WHAT IS REQUIRED ->
Collect the lines of the entries where "kind" shows up.

Website and app data records:
--- START ---

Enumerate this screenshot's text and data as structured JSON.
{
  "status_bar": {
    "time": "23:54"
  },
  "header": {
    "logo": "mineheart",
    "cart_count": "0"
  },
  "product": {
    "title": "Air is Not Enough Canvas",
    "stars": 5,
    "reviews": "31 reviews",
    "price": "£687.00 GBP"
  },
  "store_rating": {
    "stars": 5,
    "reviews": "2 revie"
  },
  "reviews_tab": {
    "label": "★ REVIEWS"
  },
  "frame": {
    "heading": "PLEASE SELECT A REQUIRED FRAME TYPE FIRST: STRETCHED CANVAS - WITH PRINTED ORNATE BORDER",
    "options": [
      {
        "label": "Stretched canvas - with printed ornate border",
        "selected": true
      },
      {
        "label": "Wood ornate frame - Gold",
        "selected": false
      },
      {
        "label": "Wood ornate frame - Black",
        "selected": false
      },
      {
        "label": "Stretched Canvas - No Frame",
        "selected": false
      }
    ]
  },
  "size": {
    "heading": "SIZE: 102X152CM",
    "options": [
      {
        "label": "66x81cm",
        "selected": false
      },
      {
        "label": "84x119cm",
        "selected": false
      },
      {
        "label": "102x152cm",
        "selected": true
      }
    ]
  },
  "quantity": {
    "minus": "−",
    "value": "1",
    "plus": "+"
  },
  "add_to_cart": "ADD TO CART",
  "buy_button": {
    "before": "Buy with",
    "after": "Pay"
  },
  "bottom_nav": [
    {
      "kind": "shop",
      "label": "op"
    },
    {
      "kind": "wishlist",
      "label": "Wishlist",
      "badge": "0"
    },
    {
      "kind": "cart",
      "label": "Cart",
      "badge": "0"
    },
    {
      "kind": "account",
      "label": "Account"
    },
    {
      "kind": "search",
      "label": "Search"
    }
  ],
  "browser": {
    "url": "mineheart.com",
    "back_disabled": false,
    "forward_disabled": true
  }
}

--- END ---

SOLUTION TO THIS EXERCISE ->
      "kind": "shop",
      "kind": "wishlist",
      "kind": "cart",
      "kind": "account",
      "kind": "search",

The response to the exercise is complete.